▶ [TRY IT]
Among the lines below, copy each one in which "Settings" appears.

▶ [DATA SECTION]
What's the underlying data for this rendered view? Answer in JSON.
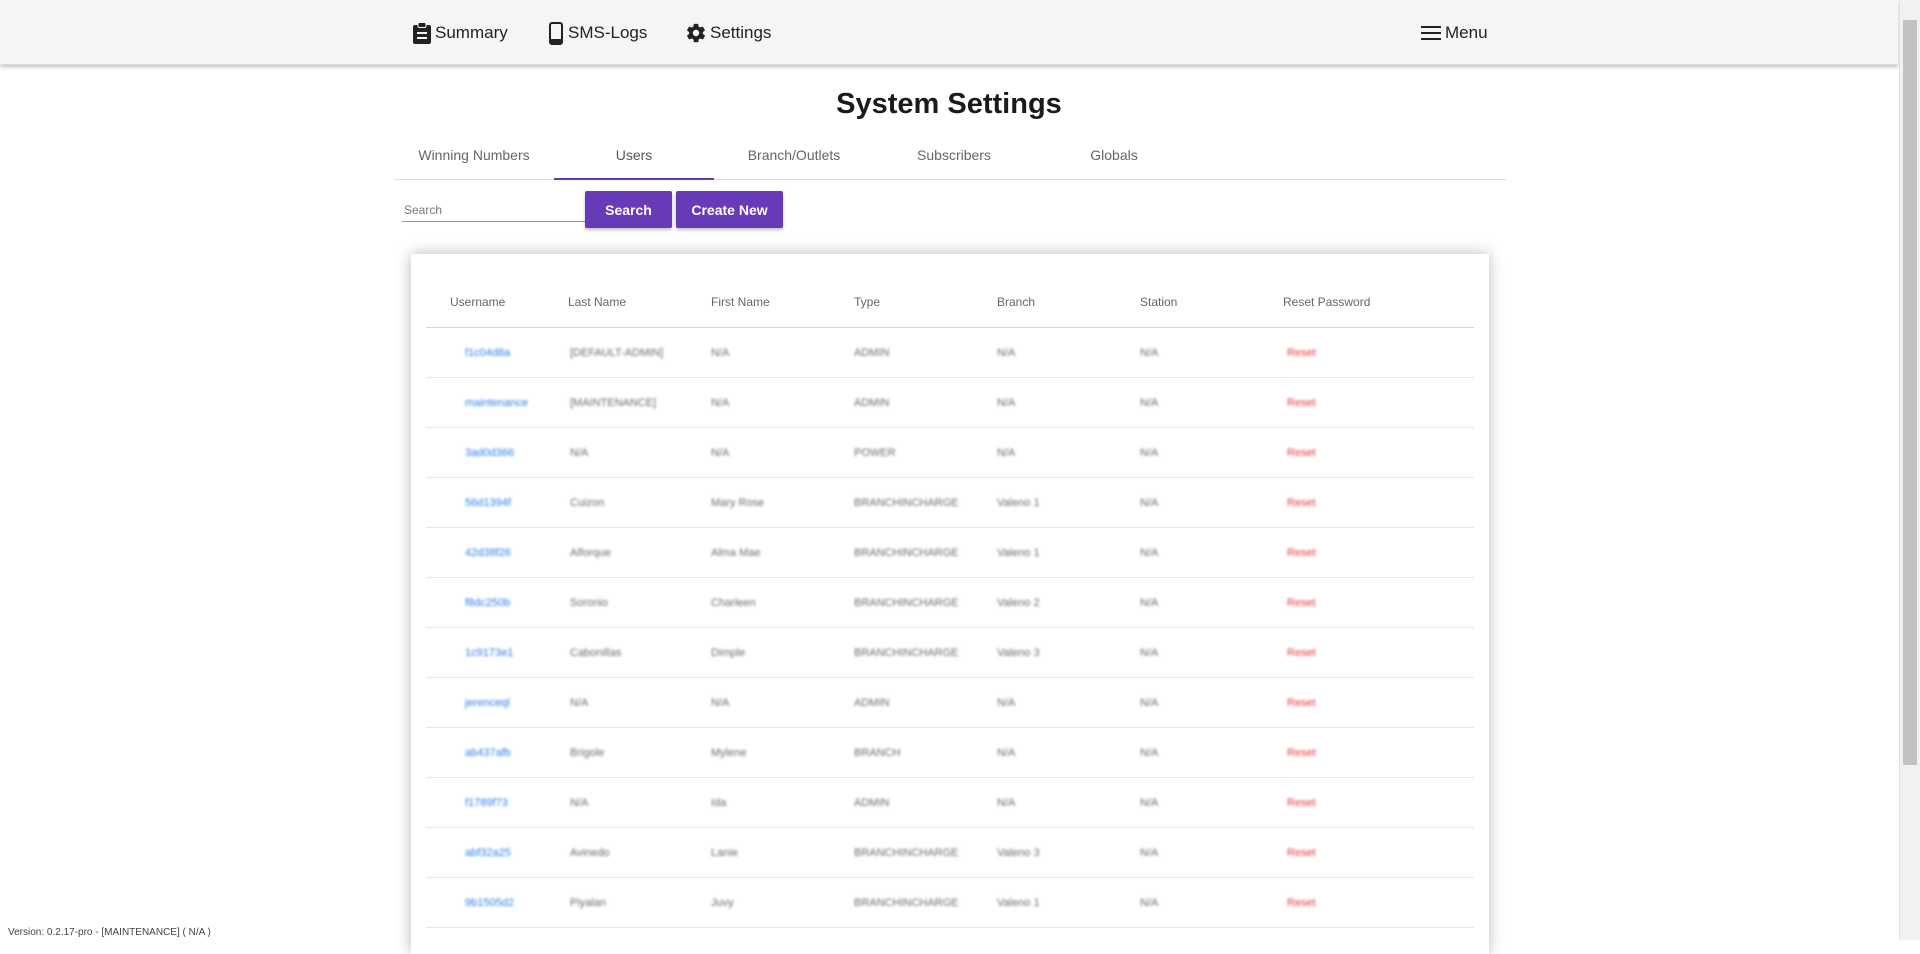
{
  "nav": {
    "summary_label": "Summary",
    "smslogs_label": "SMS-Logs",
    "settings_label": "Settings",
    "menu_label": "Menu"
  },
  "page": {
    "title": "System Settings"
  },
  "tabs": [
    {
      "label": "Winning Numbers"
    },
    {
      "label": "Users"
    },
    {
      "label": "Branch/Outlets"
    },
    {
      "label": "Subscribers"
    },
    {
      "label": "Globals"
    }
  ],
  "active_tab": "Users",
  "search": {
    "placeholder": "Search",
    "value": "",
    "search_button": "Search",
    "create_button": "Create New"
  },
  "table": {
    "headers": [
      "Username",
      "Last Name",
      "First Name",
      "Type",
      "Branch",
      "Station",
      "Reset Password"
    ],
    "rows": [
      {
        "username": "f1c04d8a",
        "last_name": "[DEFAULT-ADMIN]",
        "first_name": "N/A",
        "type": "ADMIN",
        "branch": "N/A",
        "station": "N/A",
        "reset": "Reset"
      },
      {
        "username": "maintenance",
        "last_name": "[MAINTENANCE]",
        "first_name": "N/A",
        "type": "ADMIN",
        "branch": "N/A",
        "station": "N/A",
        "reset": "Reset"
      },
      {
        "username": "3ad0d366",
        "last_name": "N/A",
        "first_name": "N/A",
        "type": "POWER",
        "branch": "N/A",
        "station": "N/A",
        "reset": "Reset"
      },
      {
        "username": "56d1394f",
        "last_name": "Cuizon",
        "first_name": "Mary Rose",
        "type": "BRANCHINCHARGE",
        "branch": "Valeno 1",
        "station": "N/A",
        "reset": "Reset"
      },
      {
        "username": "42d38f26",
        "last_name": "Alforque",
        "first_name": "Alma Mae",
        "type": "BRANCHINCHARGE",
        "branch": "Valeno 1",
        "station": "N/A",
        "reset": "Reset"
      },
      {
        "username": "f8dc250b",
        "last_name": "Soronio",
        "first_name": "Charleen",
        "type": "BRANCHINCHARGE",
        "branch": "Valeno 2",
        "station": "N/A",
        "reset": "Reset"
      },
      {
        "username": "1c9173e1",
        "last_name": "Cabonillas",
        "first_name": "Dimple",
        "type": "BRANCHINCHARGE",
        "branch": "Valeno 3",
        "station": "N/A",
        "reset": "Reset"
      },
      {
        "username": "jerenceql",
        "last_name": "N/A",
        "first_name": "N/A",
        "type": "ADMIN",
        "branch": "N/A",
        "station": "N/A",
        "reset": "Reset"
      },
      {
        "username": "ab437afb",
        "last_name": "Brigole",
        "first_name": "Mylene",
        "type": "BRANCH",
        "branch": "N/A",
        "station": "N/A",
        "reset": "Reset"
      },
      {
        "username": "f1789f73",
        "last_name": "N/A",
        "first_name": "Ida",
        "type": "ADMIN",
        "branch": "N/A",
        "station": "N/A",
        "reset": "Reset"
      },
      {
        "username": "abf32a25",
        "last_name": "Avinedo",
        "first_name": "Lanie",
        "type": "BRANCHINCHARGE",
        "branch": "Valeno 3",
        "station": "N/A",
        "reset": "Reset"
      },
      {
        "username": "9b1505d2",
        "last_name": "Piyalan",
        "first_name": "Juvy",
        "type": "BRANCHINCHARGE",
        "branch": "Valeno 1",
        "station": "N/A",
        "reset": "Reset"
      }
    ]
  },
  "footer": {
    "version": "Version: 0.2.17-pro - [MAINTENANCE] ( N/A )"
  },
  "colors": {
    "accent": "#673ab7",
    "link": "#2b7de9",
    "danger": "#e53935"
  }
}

▶ [WORKED SOLUTION]
    "settings_label": "Settings",
    "title": "System Settings"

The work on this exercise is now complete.